REQUIREMENT –
Only an exact copy of the entries, stripped of pictures, will serve as the answer.
Top of ENTRIES SUPPLIED
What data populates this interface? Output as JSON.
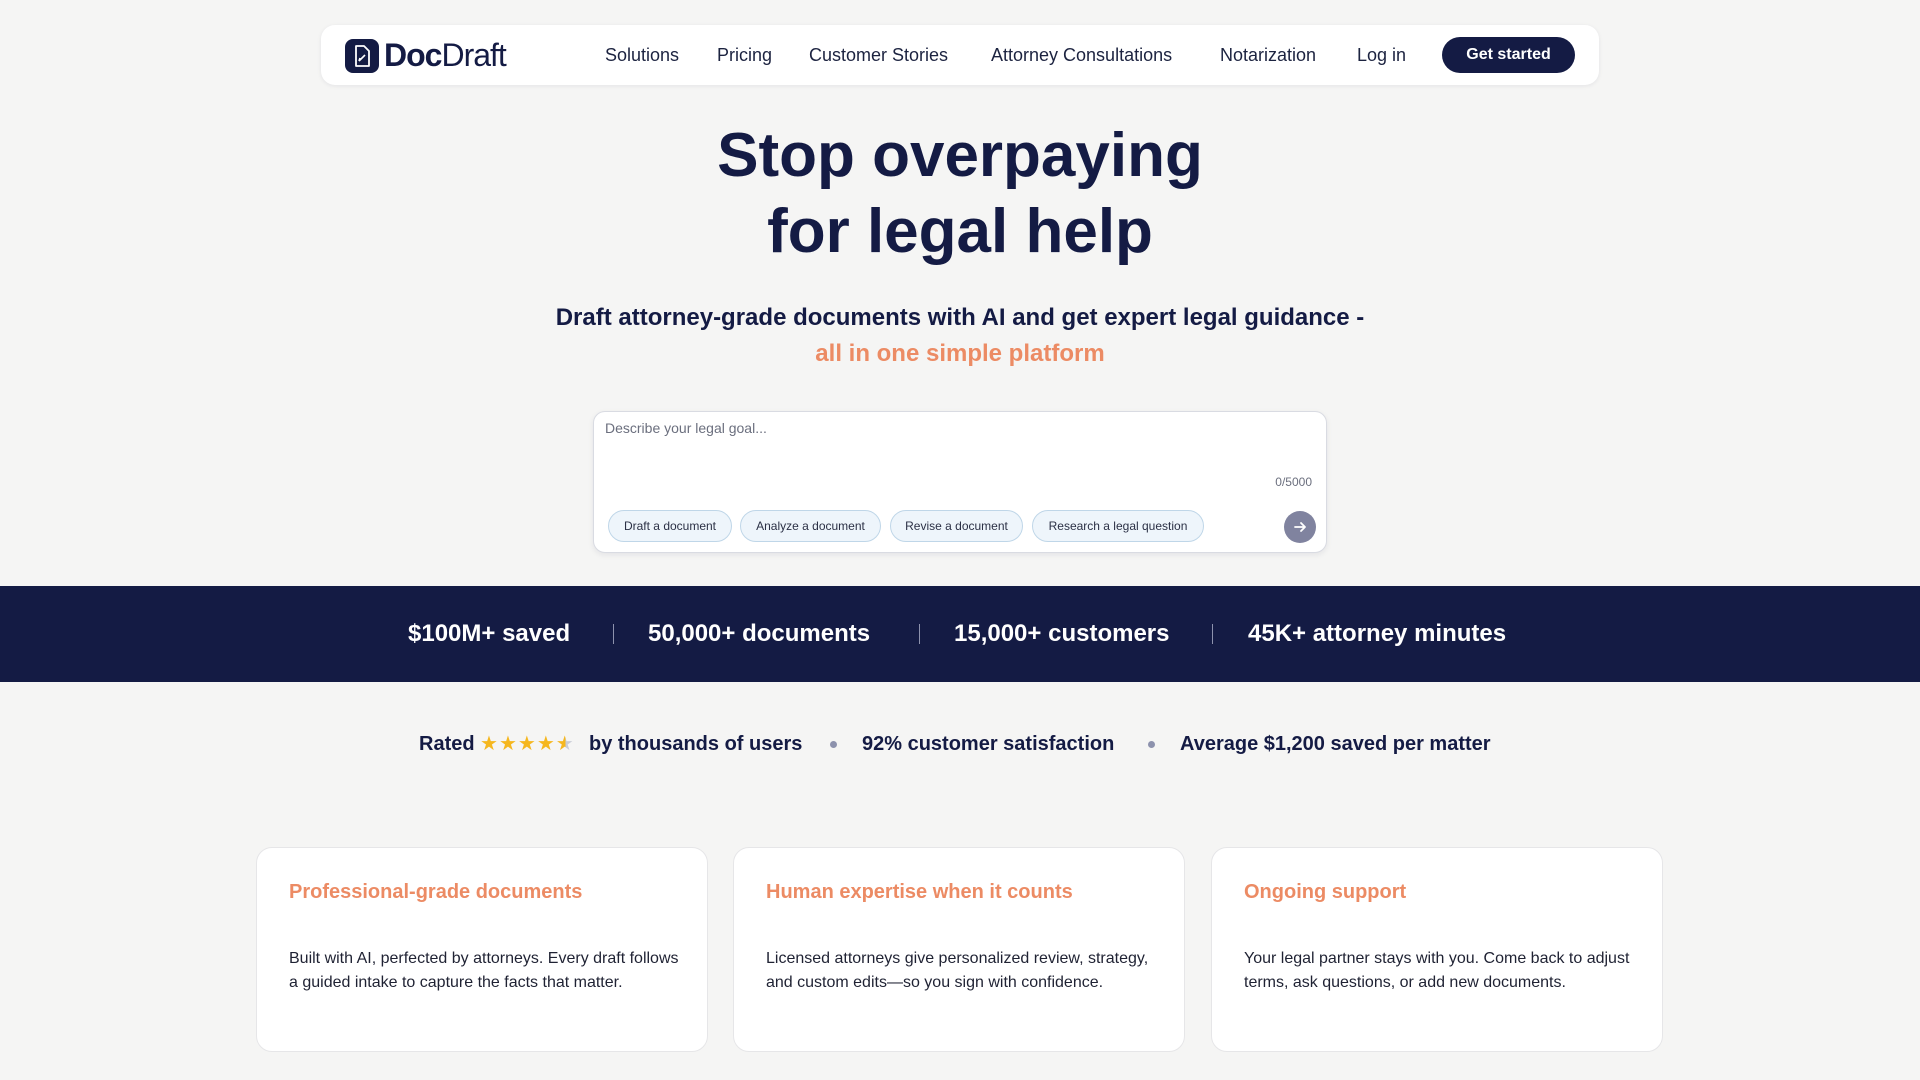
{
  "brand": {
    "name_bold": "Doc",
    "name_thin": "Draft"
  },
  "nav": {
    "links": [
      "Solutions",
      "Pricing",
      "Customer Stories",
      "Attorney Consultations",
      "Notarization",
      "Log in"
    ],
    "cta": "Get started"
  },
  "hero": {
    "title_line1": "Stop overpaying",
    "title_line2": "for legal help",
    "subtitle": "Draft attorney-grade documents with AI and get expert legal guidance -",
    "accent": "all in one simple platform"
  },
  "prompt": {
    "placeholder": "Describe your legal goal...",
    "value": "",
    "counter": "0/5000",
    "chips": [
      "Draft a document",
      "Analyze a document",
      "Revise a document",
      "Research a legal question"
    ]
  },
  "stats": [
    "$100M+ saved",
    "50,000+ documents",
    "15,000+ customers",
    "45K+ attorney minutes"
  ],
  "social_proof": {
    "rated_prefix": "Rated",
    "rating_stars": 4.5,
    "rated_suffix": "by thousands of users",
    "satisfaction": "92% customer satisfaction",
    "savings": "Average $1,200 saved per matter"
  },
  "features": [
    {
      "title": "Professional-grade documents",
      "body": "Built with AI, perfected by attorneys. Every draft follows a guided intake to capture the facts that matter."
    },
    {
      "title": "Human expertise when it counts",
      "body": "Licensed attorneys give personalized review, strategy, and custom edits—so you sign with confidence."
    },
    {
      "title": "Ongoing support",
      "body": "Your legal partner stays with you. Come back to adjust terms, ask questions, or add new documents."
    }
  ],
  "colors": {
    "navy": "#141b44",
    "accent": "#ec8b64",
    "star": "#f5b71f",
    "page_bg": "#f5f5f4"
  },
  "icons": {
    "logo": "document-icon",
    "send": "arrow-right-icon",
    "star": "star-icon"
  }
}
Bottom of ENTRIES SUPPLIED
EXPECTED OUTPUT –
What data populates this interface? Output as JSON.
{
  "brand": {
    "name_bold": "Doc",
    "name_thin": "Draft"
  },
  "nav": {
    "links": [
      "Solutions",
      "Pricing",
      "Customer Stories",
      "Attorney Consultations",
      "Notarization",
      "Log in"
    ],
    "cta": "Get started"
  },
  "hero": {
    "title_line1": "Stop overpaying",
    "title_line2": "for legal help",
    "subtitle": "Draft attorney-grade documents with AI and get expert legal guidance -",
    "accent": "all in one simple platform"
  },
  "prompt": {
    "placeholder": "Describe your legal goal...",
    "value": "",
    "counter": "0/5000",
    "chips": [
      "Draft a document",
      "Analyze a document",
      "Revise a document",
      "Research a legal question"
    ]
  },
  "stats": [
    "$100M+ saved",
    "50,000+ documents",
    "15,000+ customers",
    "45K+ attorney minutes"
  ],
  "social_proof": {
    "rated_prefix": "Rated",
    "rating_stars": 4.5,
    "rated_suffix": "by thousands of users",
    "satisfaction": "92% customer satisfaction",
    "savings": "Average $1,200 saved per matter"
  },
  "features": [
    {
      "title": "Professional-grade documents",
      "body": "Built with AI, perfected by attorneys. Every draft follows a guided intake to capture the facts that matter."
    },
    {
      "title": "Human expertise when it counts",
      "body": "Licensed attorneys give personalized review, strategy, and custom edits—so you sign with confidence."
    },
    {
      "title": "Ongoing support",
      "body": "Your legal partner stays with you. Come back to adjust terms, ask questions, or add new documents."
    }
  ],
  "colors": {
    "navy": "#141b44",
    "accent": "#ec8b64",
    "star": "#f5b71f",
    "page_bg": "#f5f5f4"
  },
  "icons": {
    "logo": "document-icon",
    "send": "arrow-right-icon",
    "star": "star-icon"
  }
}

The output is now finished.